> [DATA PROVIDED]:
=-=-=

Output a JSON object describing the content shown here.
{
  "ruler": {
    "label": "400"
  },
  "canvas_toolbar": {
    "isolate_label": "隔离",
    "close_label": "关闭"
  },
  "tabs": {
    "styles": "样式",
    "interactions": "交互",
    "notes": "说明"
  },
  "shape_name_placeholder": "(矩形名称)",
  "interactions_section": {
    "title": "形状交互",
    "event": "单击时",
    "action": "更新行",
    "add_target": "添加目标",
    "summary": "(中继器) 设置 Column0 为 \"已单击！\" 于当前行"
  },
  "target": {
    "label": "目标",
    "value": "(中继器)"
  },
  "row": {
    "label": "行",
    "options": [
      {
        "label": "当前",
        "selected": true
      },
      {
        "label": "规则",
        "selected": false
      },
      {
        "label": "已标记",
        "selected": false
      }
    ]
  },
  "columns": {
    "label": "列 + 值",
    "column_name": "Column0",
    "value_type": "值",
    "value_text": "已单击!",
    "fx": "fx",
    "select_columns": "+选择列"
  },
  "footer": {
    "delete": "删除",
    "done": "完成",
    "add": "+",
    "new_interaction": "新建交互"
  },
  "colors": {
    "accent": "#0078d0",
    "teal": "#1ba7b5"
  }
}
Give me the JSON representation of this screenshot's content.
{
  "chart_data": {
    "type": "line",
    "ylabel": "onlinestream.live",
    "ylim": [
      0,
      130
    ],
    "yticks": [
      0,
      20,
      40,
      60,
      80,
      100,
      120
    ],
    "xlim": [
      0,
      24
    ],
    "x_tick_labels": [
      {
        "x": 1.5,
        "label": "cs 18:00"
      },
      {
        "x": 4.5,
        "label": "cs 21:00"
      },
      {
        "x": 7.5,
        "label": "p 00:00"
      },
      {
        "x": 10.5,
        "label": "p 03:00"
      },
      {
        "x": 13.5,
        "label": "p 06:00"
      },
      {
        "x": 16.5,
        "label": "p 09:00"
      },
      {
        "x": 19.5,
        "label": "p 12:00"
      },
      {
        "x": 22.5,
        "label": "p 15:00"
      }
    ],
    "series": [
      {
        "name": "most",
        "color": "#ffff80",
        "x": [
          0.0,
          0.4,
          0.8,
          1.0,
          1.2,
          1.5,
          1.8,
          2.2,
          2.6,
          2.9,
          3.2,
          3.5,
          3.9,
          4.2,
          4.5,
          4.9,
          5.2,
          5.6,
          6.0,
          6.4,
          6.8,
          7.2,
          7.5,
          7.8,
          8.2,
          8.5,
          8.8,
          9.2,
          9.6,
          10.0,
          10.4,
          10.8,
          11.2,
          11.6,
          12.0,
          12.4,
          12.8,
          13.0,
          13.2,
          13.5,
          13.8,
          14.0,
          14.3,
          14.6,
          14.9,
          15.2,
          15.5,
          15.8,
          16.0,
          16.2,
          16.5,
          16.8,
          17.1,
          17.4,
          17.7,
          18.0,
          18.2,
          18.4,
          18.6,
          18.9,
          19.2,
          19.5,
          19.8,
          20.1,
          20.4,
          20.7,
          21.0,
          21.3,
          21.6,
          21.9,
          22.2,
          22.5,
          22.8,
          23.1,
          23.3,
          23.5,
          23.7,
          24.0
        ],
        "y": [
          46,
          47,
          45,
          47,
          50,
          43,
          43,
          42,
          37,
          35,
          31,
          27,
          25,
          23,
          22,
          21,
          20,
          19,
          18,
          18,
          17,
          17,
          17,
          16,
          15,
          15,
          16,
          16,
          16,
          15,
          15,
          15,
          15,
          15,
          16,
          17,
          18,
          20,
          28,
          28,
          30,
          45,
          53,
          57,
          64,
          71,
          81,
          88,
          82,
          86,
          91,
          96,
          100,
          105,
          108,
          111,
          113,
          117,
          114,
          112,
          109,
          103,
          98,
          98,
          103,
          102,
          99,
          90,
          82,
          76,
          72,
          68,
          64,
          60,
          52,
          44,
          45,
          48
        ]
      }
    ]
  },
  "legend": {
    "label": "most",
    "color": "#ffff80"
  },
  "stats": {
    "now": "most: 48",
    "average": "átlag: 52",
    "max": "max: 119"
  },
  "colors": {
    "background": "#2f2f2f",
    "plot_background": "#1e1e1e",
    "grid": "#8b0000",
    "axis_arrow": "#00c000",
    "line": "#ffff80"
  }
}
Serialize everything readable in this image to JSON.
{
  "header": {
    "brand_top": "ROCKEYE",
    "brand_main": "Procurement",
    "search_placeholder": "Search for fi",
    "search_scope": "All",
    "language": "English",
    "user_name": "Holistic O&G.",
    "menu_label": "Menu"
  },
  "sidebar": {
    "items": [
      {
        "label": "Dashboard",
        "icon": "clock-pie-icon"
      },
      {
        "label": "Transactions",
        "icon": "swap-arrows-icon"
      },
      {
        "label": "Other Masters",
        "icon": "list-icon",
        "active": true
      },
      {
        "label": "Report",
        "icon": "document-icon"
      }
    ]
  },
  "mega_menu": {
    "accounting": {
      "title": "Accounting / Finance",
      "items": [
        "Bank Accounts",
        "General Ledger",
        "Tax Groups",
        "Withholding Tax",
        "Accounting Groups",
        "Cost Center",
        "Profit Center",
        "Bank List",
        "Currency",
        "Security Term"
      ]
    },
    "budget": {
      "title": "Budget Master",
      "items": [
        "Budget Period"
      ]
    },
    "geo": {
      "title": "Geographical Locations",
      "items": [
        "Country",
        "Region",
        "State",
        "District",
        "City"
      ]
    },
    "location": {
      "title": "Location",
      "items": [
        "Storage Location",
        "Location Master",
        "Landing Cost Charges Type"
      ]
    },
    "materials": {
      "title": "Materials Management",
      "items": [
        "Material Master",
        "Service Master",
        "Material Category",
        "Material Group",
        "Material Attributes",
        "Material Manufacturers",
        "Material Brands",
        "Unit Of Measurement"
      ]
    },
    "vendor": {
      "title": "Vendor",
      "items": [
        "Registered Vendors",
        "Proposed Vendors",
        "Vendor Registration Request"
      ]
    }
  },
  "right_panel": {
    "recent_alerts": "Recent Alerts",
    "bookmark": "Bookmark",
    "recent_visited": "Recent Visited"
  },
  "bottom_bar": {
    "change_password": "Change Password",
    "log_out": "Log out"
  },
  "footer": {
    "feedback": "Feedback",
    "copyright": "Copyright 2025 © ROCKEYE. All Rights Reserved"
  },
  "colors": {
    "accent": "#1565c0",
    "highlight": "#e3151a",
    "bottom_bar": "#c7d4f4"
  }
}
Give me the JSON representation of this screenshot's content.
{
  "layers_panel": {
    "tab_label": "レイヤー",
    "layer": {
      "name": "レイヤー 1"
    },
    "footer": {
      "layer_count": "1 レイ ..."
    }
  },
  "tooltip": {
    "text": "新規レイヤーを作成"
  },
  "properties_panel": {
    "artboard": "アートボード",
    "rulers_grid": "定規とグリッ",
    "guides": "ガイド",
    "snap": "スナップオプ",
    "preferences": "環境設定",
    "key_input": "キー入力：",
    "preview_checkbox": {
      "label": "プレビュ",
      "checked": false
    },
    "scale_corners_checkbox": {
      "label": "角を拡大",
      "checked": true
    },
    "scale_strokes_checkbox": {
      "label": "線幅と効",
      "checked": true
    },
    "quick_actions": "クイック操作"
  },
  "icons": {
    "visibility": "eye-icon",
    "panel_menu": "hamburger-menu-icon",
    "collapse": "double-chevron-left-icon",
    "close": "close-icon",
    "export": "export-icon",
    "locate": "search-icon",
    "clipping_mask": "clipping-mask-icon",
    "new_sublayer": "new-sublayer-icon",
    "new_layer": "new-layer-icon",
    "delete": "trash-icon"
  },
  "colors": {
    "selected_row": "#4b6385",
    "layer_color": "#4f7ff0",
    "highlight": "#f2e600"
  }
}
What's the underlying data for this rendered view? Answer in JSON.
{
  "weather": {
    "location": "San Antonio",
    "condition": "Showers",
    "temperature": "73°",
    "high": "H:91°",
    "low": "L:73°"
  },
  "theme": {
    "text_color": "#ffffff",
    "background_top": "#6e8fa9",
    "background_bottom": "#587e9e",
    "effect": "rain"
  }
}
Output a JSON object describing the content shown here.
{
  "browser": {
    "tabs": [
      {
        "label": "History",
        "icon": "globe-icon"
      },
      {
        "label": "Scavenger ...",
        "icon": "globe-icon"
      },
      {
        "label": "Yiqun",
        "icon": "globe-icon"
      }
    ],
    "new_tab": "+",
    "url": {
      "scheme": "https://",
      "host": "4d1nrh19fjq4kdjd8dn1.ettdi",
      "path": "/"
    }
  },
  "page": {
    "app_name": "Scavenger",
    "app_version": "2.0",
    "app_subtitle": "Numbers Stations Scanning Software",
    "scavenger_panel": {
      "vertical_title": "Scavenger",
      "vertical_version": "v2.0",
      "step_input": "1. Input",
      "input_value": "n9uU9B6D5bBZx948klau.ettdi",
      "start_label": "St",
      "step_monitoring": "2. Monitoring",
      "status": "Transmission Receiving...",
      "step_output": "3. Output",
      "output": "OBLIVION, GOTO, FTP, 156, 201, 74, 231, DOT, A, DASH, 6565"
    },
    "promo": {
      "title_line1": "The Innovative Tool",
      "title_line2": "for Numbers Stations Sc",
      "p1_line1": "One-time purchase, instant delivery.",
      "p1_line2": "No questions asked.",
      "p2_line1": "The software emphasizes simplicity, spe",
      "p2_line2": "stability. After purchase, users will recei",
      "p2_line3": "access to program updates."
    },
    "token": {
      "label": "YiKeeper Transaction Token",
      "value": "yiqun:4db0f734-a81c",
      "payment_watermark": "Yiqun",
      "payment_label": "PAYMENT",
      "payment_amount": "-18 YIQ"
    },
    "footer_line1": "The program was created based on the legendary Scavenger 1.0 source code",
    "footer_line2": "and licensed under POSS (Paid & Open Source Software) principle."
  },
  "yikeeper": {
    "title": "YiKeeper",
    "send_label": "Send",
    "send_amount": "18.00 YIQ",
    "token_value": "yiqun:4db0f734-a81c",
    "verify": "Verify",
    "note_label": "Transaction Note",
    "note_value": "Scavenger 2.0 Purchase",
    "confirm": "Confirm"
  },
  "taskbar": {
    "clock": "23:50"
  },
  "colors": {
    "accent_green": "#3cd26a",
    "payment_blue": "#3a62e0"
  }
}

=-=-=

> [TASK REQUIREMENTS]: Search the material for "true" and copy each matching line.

> [EXERCISE RESPONSE]:
        "selected": true
        "active": true
      "checked": true
      "checked": true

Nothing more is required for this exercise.